- _INSTRUCTIONS FOR THE TASK_: Return every line from the records below with the string "this".

^^^^^^^^^^^^^^^^

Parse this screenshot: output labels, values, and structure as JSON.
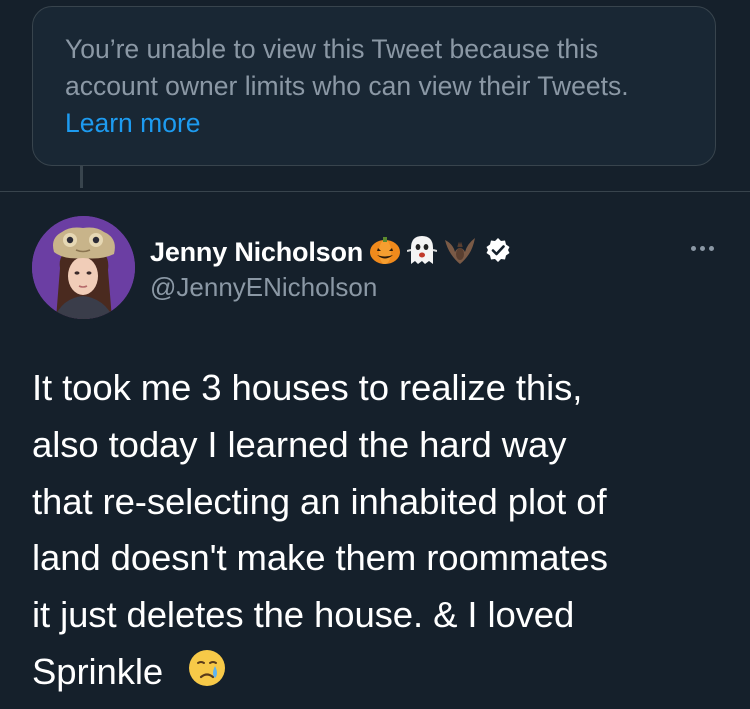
{
  "notice": {
    "text": "You’re unable to view this Tweet because this account owner limits who can view their Tweets.",
    "link": "Learn more"
  },
  "tweet": {
    "author": {
      "name": "Jenny Nicholson",
      "name_emojis": [
        "pumpkin-emoji",
        "ghost-emoji",
        "bat-emoji"
      ],
      "verified": true,
      "handle": "@JennyENicholson"
    },
    "text_lines": [
      "It took me 3 houses to realize this,",
      "also today I learned the hard way",
      "that re-selecting an inhabited plot of",
      "land doesn't make them roommates",
      "it just deletes the house. & I loved",
      "Sprinkle"
    ],
    "trailing_emoji": "crying-face-emoji"
  },
  "colors": {
    "background": "#15202b",
    "notice_bg": "#192734",
    "border": "#38444d",
    "secondary_text": "#8b98a5",
    "link": "#1d9bf0",
    "verified": "#ffffff"
  }
}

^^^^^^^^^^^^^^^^

- _ANSWER TO THE PROBLEM_:
Parse this screenshot: output labels, values, and structure as JSON.
    "text": "You’re unable to view this Tweet because this account owner limits who can view their Tweets.",
      "It took me 3 houses to realize this,",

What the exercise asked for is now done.